In recent years, political discourse has expanded to include issues relevant to many traditionally underrepresented demographics — but students are not among them. In 2019, neither of the two largest parties maintained a sufficiently comprehensive position on student finances — a very pressing issue for students, considering one in six bankruptcies has to do with student debt. 

The Liberal party’s platform in 2021, however, included policies that waive student loan interest until 2023 and pause loan payments for parents with children under five. The Conservative party promises to increase support for underfunded universities and improve the affordability of Canadian real estate for this generation. Meanwhile, the New Democratic Party aims to integrate postsecondary education into the public education system while also assisting students in debt with up to $20,000 in loan forgiveness. Whether or not this increase in relevant policies will improve youth and student engagement will become clearer after September 20. 

Furthermore, while international students comprised 16.2 per cent of Canada’s postsecondary population in the 2018–2019 academic year — and are currently estimated to represent 21 per cent of U of T’s student body — they are excluded from Canadian political life. 

Canada has expanded political participation to women and minoritized groups over the course of the 20th century. However, Canada is one of the few countries that deprive certain individuals of rights which they once had. For instance, unlike other Commonwealth countries, Canada revoked British subjects’ right to participate in the Canadian political process, with Nova Scotia holding the last Canadian provincial election in 2006 in which British subjects could participate. 

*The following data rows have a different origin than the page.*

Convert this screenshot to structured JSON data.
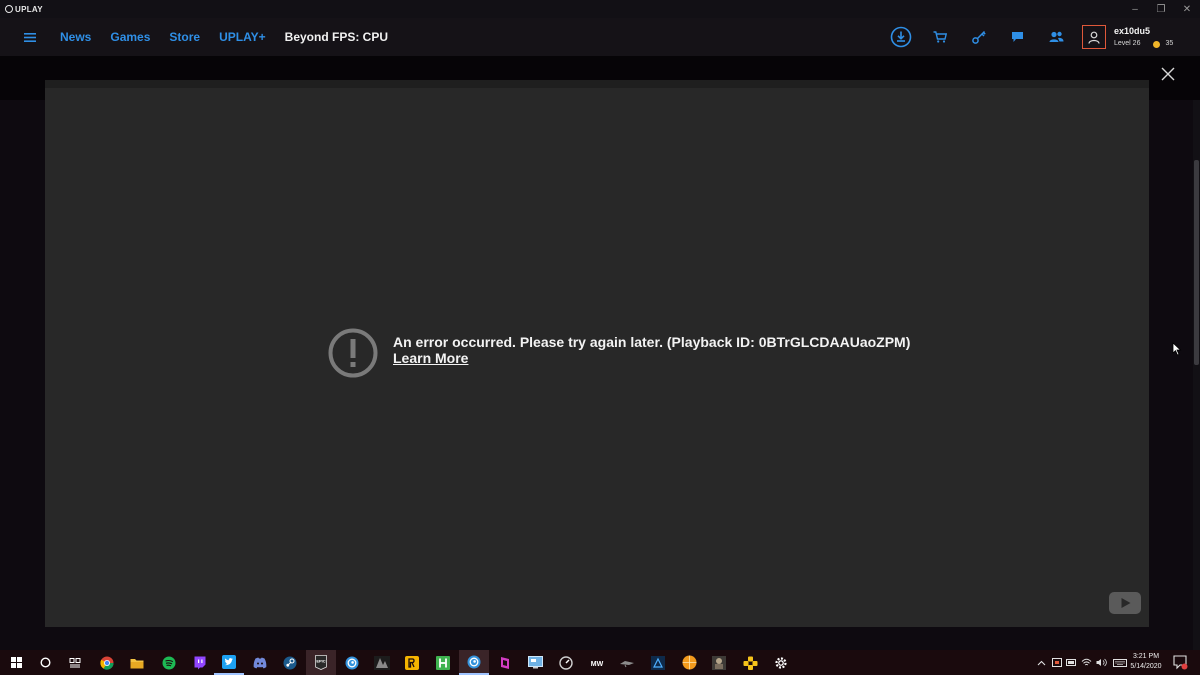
{
  "titlebar": {
    "app_name": "UPLAY",
    "controls": [
      "–",
      "❐",
      "✕"
    ]
  },
  "nav": {
    "links": [
      {
        "label": "News"
      },
      {
        "label": "Games"
      },
      {
        "label": "Store"
      },
      {
        "label": "UPLAY+"
      }
    ],
    "current_page": "Beyond FPS: CPU",
    "icons": [
      "download-icon",
      "cart-icon",
      "key-icon",
      "chat-icon",
      "friends-icon"
    ]
  },
  "profile": {
    "username": "ex10du5",
    "level": "Level 26",
    "coins": "35"
  },
  "video": {
    "error_message": "An error occurred. Please try again later. (Playback ID: 0BTrGLCDAAUaoZPM)",
    "learn_more": "Learn More"
  },
  "taskbar": {
    "apps": [
      "start-icon",
      "cortana-icon",
      "task-view-icon",
      "chrome-icon",
      "file-explorer-icon",
      "spotify-icon",
      "twitch-icon",
      "twitter-icon",
      "discord-icon",
      "steam-icon",
      "epic-games-icon",
      "uplay-icon",
      "game-icon",
      "rockstar-icon",
      "h-app-icon",
      "uplay-active-icon",
      "app-icon",
      "control-panel-icon",
      "speedtest-icon",
      "mw-icon",
      "game-2-icon",
      "game-3-icon",
      "ball-icon",
      "game-4-icon",
      "controller-icon",
      "settings-icon"
    ],
    "epic_label": "EPIC",
    "mw_label": "MW",
    "time": "3:21 PM",
    "date": "5/14/2020"
  },
  "colors": {
    "accent": "#2f8fe6",
    "profile_border": "#e0583a",
    "coin": "#f0b429",
    "video_bg": "#282828"
  }
}
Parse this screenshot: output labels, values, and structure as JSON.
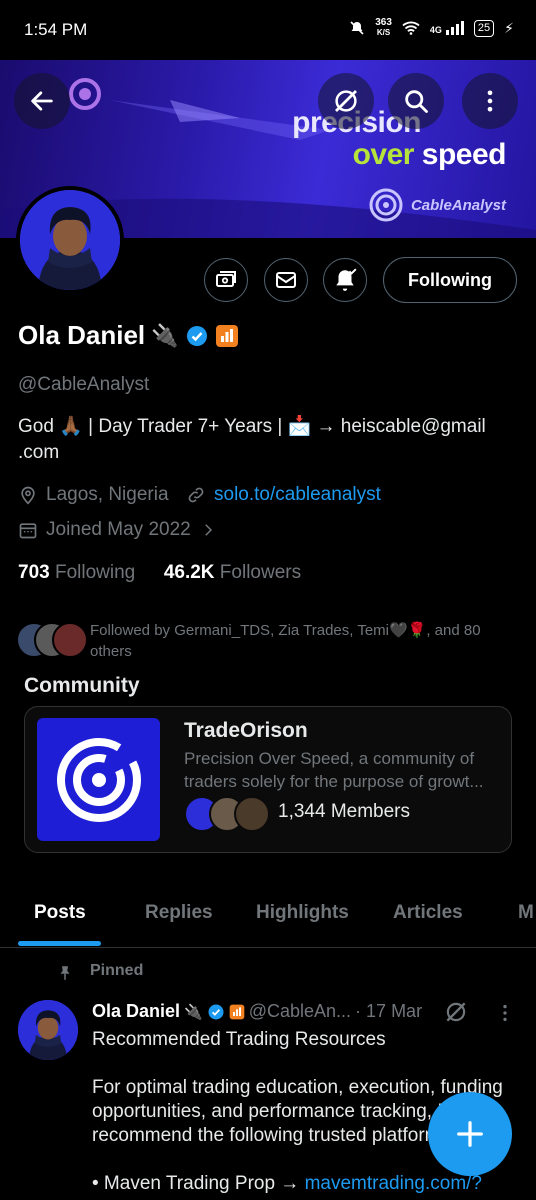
{
  "status_bar": {
    "time": "1:54 PM",
    "speed": "363",
    "speed_unit": "K/S",
    "network": "4G",
    "battery": "25"
  },
  "banner": {
    "slogan_line1": "precision",
    "slogan_line2_a": "over",
    "slogan_line2_b": "speed",
    "brand": "CableAnalyst",
    "colors": {
      "accent_green": "#b6e43a",
      "banner_blue": "#2a1aa8"
    }
  },
  "actions": {
    "following_label": "Following"
  },
  "profile": {
    "name": "Ola Daniel",
    "name_emoji": "🔌",
    "handle": "@CableAnalyst",
    "bio_line1": "God 🙏🏾 | Day Trader 7+ Years | 📩 → heiscable@gmail",
    "bio_line2": ".com",
    "location": "Lagos, Nigeria",
    "website": "solo.to/cableanalyst",
    "joined": "Joined May 2022",
    "following_count": "703",
    "following_label": "Following",
    "followers_count": "46.2K",
    "followers_label": "Followers",
    "followed_by": "Followed by Germani_TDS, Zia Trades, Temi🖤🌹, and 80 others"
  },
  "community": {
    "section_title": "Community",
    "name": "TradeOrison",
    "description": "Precision Over Speed, a community of traders solely for the purpose of growt...",
    "members": "1,344 Members"
  },
  "tabs": [
    {
      "label": "Posts",
      "active": true
    },
    {
      "label": "Replies"
    },
    {
      "label": "Highlights"
    },
    {
      "label": "Articles"
    },
    {
      "label": "M"
    }
  ],
  "post": {
    "pinned_label": "Pinned",
    "author": "Ola Daniel",
    "author_emoji": "🔌",
    "handle": "@CableAn...",
    "date": "· 17 Mar",
    "text": "Recommended Trading Resources\n\nFor optimal trading education, execution, funding opportunities, and performance tracking, I recommend the following trusted platforms:\n\n• Maven Trading Prop → ",
    "link": "mavemtrading.com/?"
  }
}
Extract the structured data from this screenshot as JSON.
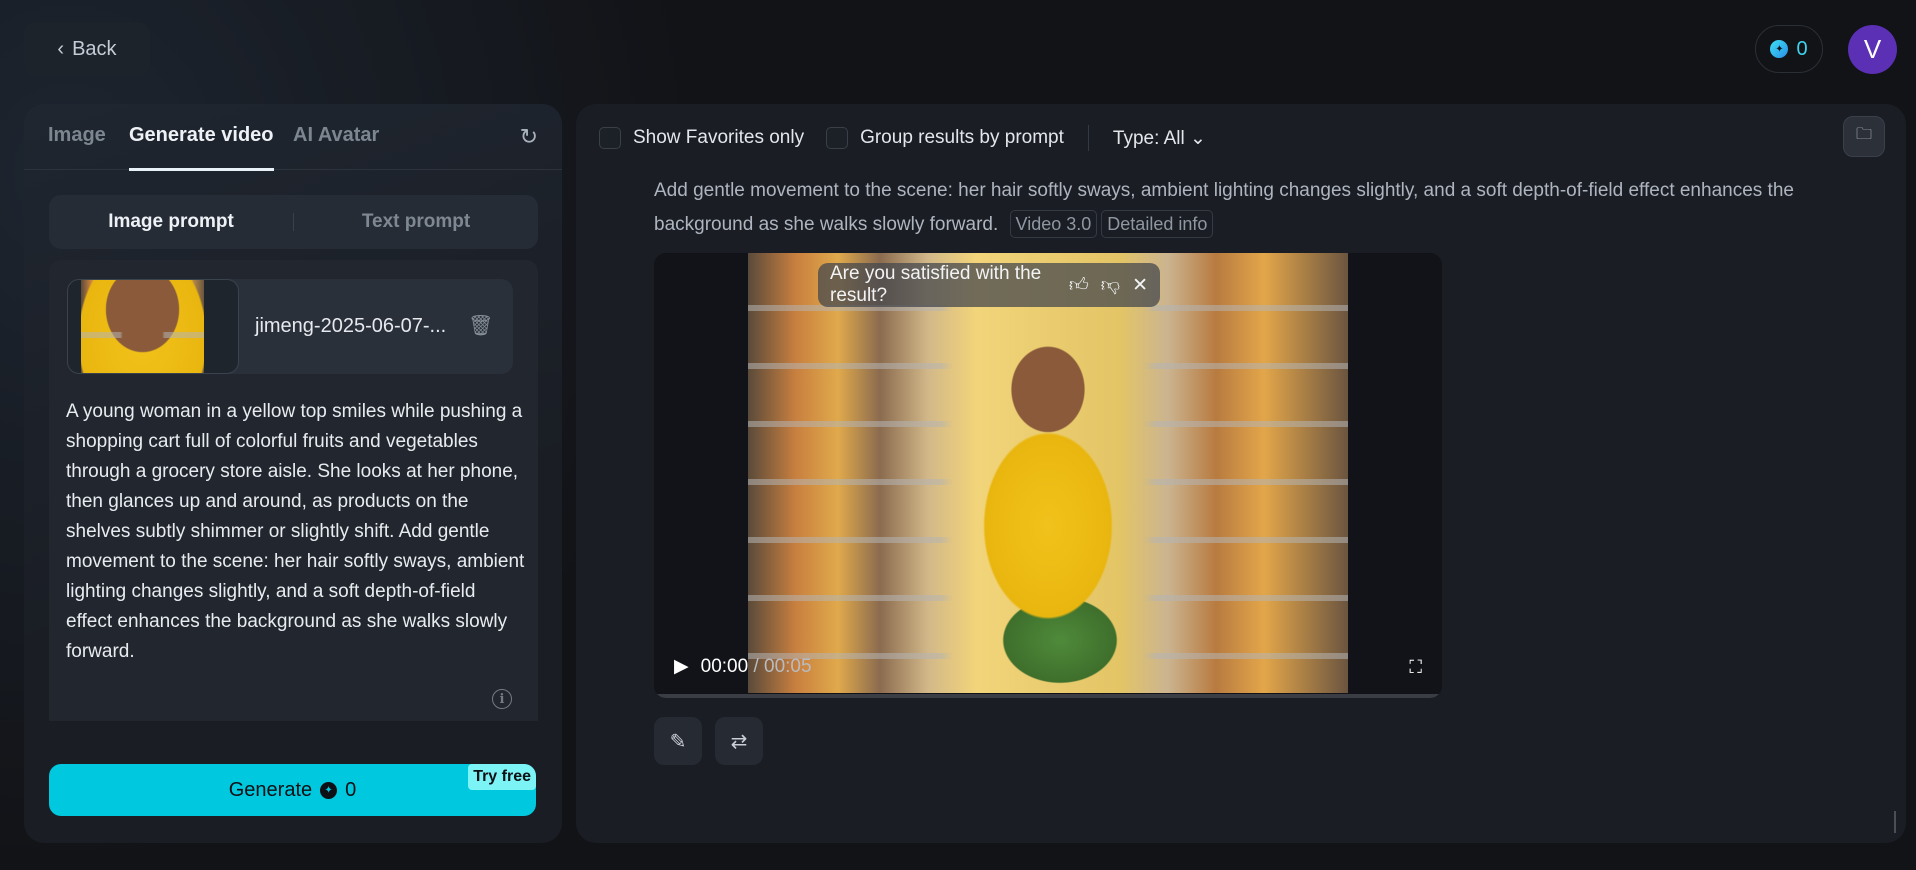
{
  "header": {
    "back_label": "Back",
    "credits": "0",
    "avatar_initial": "V"
  },
  "left": {
    "tabs": [
      {
        "label": "Image"
      },
      {
        "label": "Generate video"
      },
      {
        "label": "AI Avatar"
      }
    ],
    "prompt_modes": [
      "Image prompt",
      "Text prompt"
    ],
    "file_name": "jimeng-2025-06-07-...",
    "prompt": "A young woman in a yellow top smiles while pushing a shopping cart full of colorful fruits and vegetables through a grocery store aisle. She looks at her phone, then glances up and around, as products on the shelves subtly shimmer or slightly shift. Add gentle movement to the scene: her hair softly sways, ambient lighting changes slightly, and a soft depth-of-field effect enhances the background as she walks slowly forward.",
    "generate_label": "Generate",
    "generate_cost": "0",
    "try_free": "Try free"
  },
  "right": {
    "show_favorites": "Show Favorites only",
    "group_results": "Group results by prompt",
    "type_filter": "Type: All",
    "result_prompt": "Add gentle movement to the scene: her hair softly sways, ambient lighting changes slightly, and a soft depth-of-field effect enhances the background as she walks slowly forward.",
    "model_tag": "Video 3.0",
    "detail_tag": "Detailed info",
    "survey": "Are you satisfied with the result?",
    "time_current": "00:00",
    "time_total": "/ 00:05"
  },
  "colors": {
    "accent": "#00c8de",
    "avatar": "#5b30b5"
  }
}
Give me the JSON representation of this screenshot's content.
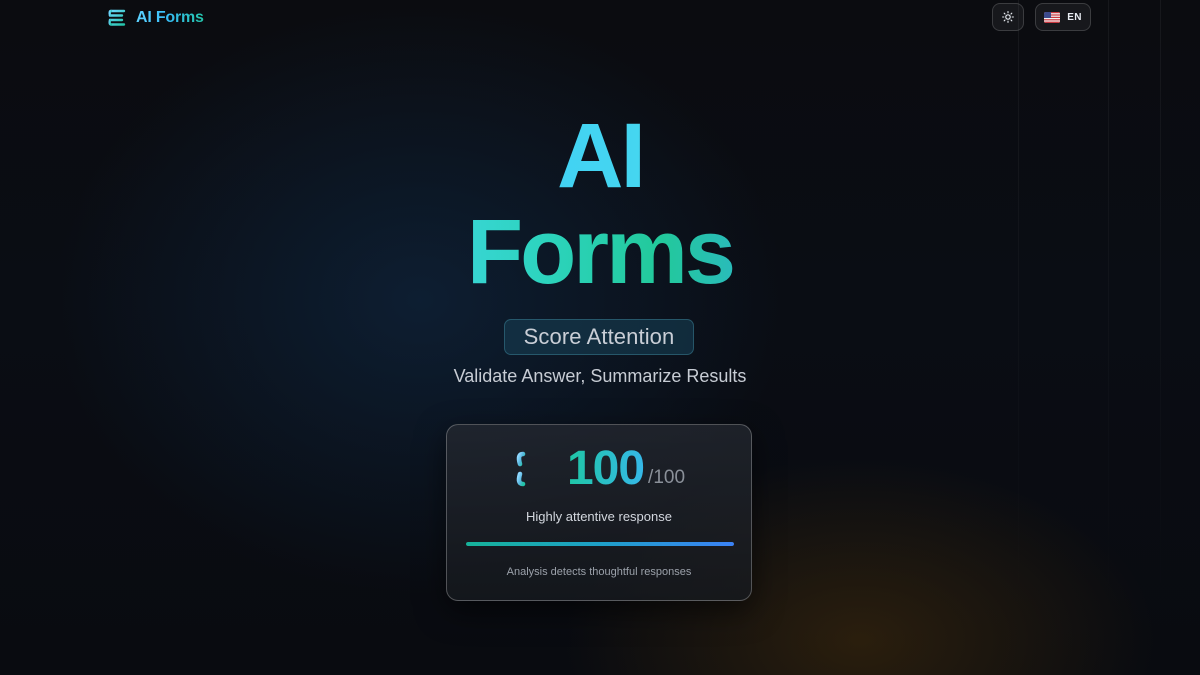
{
  "header": {
    "brand_name": "AI Forms",
    "brand_icon": "stacked-lines-logo",
    "theme_toggle_icon": "sun-icon",
    "language": {
      "flag_icon": "us-flag-icon",
      "label": "EN"
    }
  },
  "hero": {
    "title_line1": "AI",
    "title_line2": "Forms",
    "badge": "Score Attention",
    "subtitle": "Validate Answer, Summarize Results"
  },
  "score_card": {
    "icon": "stacked-lines-logo",
    "score": "100",
    "max": "/100",
    "status": "Highly attentive response",
    "progress_fraction": 1.0,
    "caption": "Analysis detects thoughtful responses"
  },
  "colors": {
    "background": "#0a0c12",
    "accent_cyan": "#38bdf8",
    "accent_teal": "#22c49f",
    "accent_blue": "#3b82f6"
  }
}
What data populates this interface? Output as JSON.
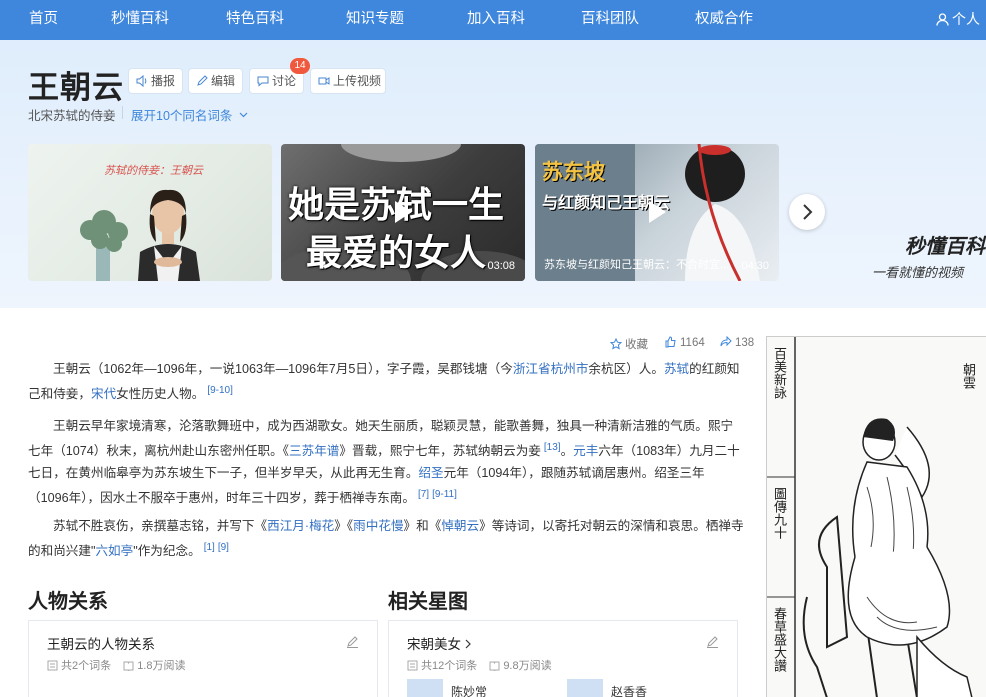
{
  "nav": {
    "items": [
      "首页",
      "秒懂百科",
      "特色百科",
      "知识专题",
      "加入百科",
      "百科团队",
      "权威合作"
    ],
    "user_label": "个人"
  },
  "header": {
    "title": "王朝云",
    "actions": {
      "play": "播报",
      "edit": "编辑",
      "discuss": "讨论",
      "discuss_count": "14",
      "upload": "上传视频"
    },
    "subtitle": "北宋苏轼的侍妾",
    "expand": "展开10个同名词条"
  },
  "videos": [
    {
      "overlay_text": "苏轼的侍妾：王朝云",
      "duration": "",
      "caption": ""
    },
    {
      "overlay_line1": "她是苏轼一生",
      "overlay_line2": "最爱的女人",
      "duration": "03:08",
      "caption": ""
    },
    {
      "overlay_title": "苏东坡",
      "overlay_sub": "与红颜知己王朝云",
      "duration": "04:30",
      "caption": "苏东坡与红颜知己王朝云：不合时宜..."
    }
  ],
  "brand": {
    "logo": "秒懂百科",
    "slogan": "一看就懂的视频"
  },
  "stats": {
    "collect": "收藏",
    "likes": "1164",
    "shares": "138"
  },
  "paragraphs": {
    "p1": {
      "t1": "王朝云（1062年—1096年，一说1063年—1096年7月5日），字子霞，吴郡钱塘（今",
      "l1": "浙江省杭州市",
      "t2": "余杭区）人。",
      "l2": "苏轼",
      "t3": "的红颜知己和侍妾，",
      "l3": "宋代",
      "t4": "女性历史人物。",
      "r1": "[9-10]"
    },
    "p2": {
      "t1": "王朝云早年家境清寒，沦落歌舞班中，成为西湖歌女。她天生丽质，聪颖灵慧，能歌善舞，独具一种清新洁雅的气质。熙宁七年（1074）秋末，离杭州赴山东密州任职。《",
      "l1": "三苏年谱",
      "t2": "》晋载，熙宁七年，苏轼纳朝云为妾",
      "r1": "[13]",
      "t3": "。",
      "l2": "元丰",
      "t4": "六年（1083年）九月二十七日，在黄州临皋亭为苏东坡生下一子，但半岁早夭，从此再无生育。",
      "l3": "绍圣",
      "t5": "元年（1094年），跟随苏轼谪居惠州。绍圣三年（1096年），因水土不服卒于惠州，时年三十四岁，葬于栖禅寺东南。",
      "r2": "[7]",
      "r3": "[9-11]"
    },
    "p3": {
      "t1": "苏轼不胜哀伤，亲撰墓志铭，并写下《",
      "l1": "西江月·梅花",
      "t2": "》《",
      "l2": "雨中花慢",
      "t3": "》和《",
      "l3": "悼朝云",
      "t4": "》等诗词，以寄托对朝云的深情和哀思。栖禅寺的和尚兴建\"",
      "l4": "六如亭",
      "t5": "\"作为纪念。",
      "r1": "[1]",
      "r2": "[9]"
    }
  },
  "illustration": {
    "col1": "朝雲",
    "col2": "百美新詠",
    "col3": "圖傳九十",
    "col4": "春草盛大讚"
  },
  "relations": {
    "section_title": "人物关系",
    "card_title": "王朝云的人物关系",
    "entries": "共2个词条",
    "reads": "1.8万阅读"
  },
  "stars": {
    "section_title": "相关星图",
    "card_title": "宋朝美女",
    "entries": "共12个词条",
    "reads": "9.8万阅读",
    "people": [
      "陈妙常",
      "赵香香"
    ]
  },
  "colors": {
    "nav_bg": "#3f87dc",
    "link": "#3370c2",
    "badge": "#f0593d"
  }
}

Students from Commonwealth countries, in addition to other international students, should be able to participate in Canadian politics. Eliminating citizenship as a requirement for political rights can allow politics to become a more inclusive subject on campus and in Canadian society as a whole. Canadian politics shaped the development of Canada — yet it struggles to find its place in today’s world. Whatever course of action is taken, politics will only remain relevant if it can engage everyone in Canada.

Daniel Yihan Mao is a first-year economics student at Victoria College.